We’ll disregard the weird uncle in Reno for sake of argument. Dude eats at Walmart.

So, yes, actually “we” were “we” back then.


(Robert C) #69

Best to do 23andme to get the details of the ancestral background - you also get your hemochromatosis status (if you order the health details). You wouldn’t want to be Carnivore if you have that issue.


(Ketopia Court Jester) #70

Well, you go ahead and stress over it. I’m going to relax over here and enjoy my dinner. Most people don’t know it, but that’s key.


(charlie3) #71

I’ve only been involved in this modern era of nutrition for a year so there’s plenty of background I don’t have. That’s one reason why having a forum like this, to test ideas, is useful, at least for me. I’m a health agnostic. To paraphrase Chris Masterjohn, details, schmetails, just tell me what works. But there are a lot of unknowns about what works so we investgate together.

I’ve been persuaded by a fast growing part of the nutrition world that carbs are problematic and there can be significant health benefits by getting control of them. The one thing the low carb crowd agrees about is avoiding junk food–eat real food. After that, particularly as the percent of carbs decreases there tends to be increasing disagreement about what is optimal. The most strict program for what’s called keto is Dr. Westman’s page 4 calling for 20 total carbs. So far I’m finding zero carbs is easier. The same might be true for beginners. (They can always add some veggies on short notice if necessary.) I’m saving significant time and money. That matters too. I think Carnivore is just another low carb stratagy among all the others.


(Consensus is Politics) #72

I honestly think it made it easier. My body had plenty of glycogen stores to empty out before being forced to burn fat. So in a way my body was eased into it on its own.

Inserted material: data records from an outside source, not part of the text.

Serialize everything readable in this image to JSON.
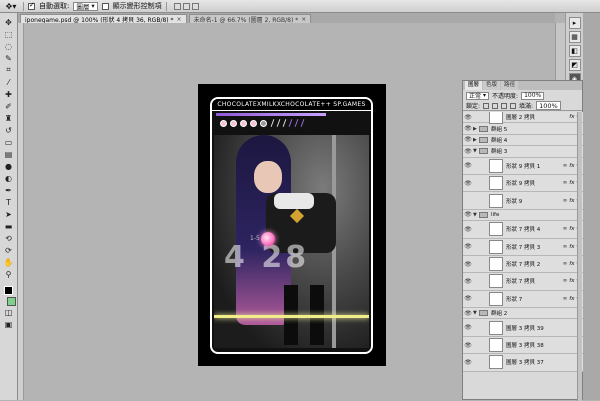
{
  "options_bar": {
    "auto_select_label": "自動選取:",
    "auto_select_value": "圖層",
    "show_transform_label": "顯示變形控制項"
  },
  "tabs": [
    {
      "label": "iponegame.psd @ 100% (形狀 4 拷貝 36, RGB/8) *",
      "active": true
    },
    {
      "label": "未命名-1 @ 66.7% (圖層 2, RGB/8) *",
      "active": false
    }
  ],
  "canvas": {
    "banner_text": "CHOCOLATEXMILKXCHOCOLATE++ SP.GAMES",
    "big_number": "4 28",
    "small_label": "1-5"
  },
  "layers_panel": {
    "tabs": [
      "圖層",
      "色版",
      "路徑"
    ],
    "blend_mode": "正常",
    "opacity_label": "不透明度:",
    "opacity_value": "100%",
    "lock_label": "鎖定:",
    "fill_label": "填滿:",
    "fill_value": "100%",
    "layers": [
      {
        "name": "圖層 2 拷貝",
        "type": "layer",
        "eye": true,
        "fx": true
      },
      {
        "name": "群組 5",
        "type": "group",
        "eye": true
      },
      {
        "name": "群組 4",
        "type": "group",
        "eye": true
      },
      {
        "name": "群組 3",
        "type": "group",
        "eye": true,
        "open": true
      },
      {
        "name": "形狀 9 拷貝 1",
        "type": "shape",
        "eye": true,
        "fx": true
      },
      {
        "name": "形狀 9 拷貝",
        "type": "shape",
        "eye": true,
        "fx": true
      },
      {
        "name": "形狀 9",
        "type": "shape",
        "eye": false,
        "fx": true
      },
      {
        "name": "life",
        "type": "group",
        "eye": true,
        "open": true
      },
      {
        "name": "形狀 7 拷貝 4",
        "type": "shape",
        "eye": true,
        "fx": true
      },
      {
        "name": "形狀 7 拷貝 3",
        "type": "shape",
        "eye": true,
        "fx": true
      },
      {
        "name": "形狀 7 拷貝 2",
        "type": "shape",
        "eye": true,
        "fx": true
      },
      {
        "name": "形狀 7 拷貝",
        "type": "shape",
        "eye": true,
        "fx": true
      },
      {
        "name": "形狀 7",
        "type": "shape",
        "eye": true,
        "fx": true
      },
      {
        "name": "群組 2",
        "type": "group",
        "eye": true,
        "open": true
      },
      {
        "name": "圖層 3 拷貝 39",
        "type": "shape",
        "eye": true,
        "fx": false
      },
      {
        "name": "圖層 3 拷貝 38",
        "type": "shape",
        "eye": true,
        "fx": false
      },
      {
        "name": "圖層 3 拷貝 37",
        "type": "shape",
        "eye": true,
        "fx": false
      }
    ]
  }
}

(It's all about the bacon, baby) #73

Do we? I thought Stefansson said the reverse. Has someone shown him to be wrong?


(bulkbiker) #74

Be odd to find fruits growing in the frozen wastes?


(Chris - carnivoremuscle.com) #75

Even in the summer, there’s almost no plant food in the arctic. The people that live there now, if they don’t buy commercial food, live off animals solely. It’s less common now that “Western” influence has taken over to cause disease, but if they are living off the land, it’s not picking berries. There’s very little reward to significant time investment, energy-wise. Better to shoot a caribou and live off it for a few weeks than to happen upon a handful of blueberries, maybe 1/3 of them edible. Or maybe one could pick them out of animal scat.


(Karim Wassef) #76

Really believe that liver is a vegetable bi-product…

Inuit eat seals - seals eat fish - fish eat krill - krill eat plankton… plankton use sunlight = phytonutrients… we’re all planktonivores in the end


(Robert C) #77


End of the first paragraph.


(Karim Wassef) #78

Opportunistic… not necessary.


#79

::dizzy_face: I had no idea this was possible

Sincerely,
Potato ADDICT


(Robert C) #80

I agree that this is not in the “Show me the science” but that is currently an opinion or hypothesis - and may not hold for all non-Inuits.

It also may not hold for people that do not eat nose-to-tail (as the Inuits did) but instead eat factory farmed corn fed Ribeye’s all day.

I am not against Carnivore but - prefer to keep my mind open.